Dataset records »
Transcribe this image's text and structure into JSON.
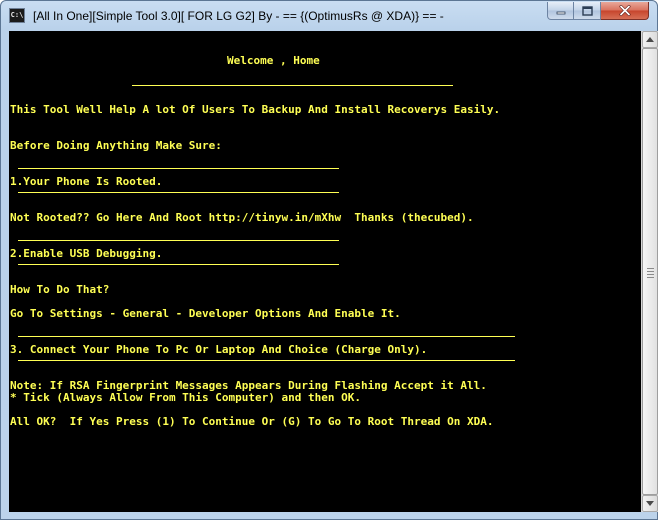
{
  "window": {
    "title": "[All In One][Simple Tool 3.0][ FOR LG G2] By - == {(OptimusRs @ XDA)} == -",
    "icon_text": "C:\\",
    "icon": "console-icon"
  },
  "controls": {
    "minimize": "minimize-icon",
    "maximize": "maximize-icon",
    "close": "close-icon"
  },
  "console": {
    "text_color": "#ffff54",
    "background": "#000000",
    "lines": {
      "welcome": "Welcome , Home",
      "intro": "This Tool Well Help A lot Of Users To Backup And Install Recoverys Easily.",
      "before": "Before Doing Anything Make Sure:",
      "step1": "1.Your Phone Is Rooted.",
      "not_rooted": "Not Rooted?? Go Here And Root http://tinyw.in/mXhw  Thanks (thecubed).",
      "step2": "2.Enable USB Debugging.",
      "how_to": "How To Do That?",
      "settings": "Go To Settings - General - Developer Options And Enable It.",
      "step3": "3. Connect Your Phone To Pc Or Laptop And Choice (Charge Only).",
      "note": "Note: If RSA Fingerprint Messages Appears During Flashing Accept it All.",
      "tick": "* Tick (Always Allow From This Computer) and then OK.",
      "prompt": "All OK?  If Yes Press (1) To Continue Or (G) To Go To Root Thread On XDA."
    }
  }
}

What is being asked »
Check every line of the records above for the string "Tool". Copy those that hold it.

Answer to the problem »
    "title": "[All In One][Simple Tool 3.0][ FOR LG G2] By - == {(OptimusRs @ XDA)} == -",
      "intro": "This Tool Well Help A lot Of Users To Backup And Install Recoverys Easily.",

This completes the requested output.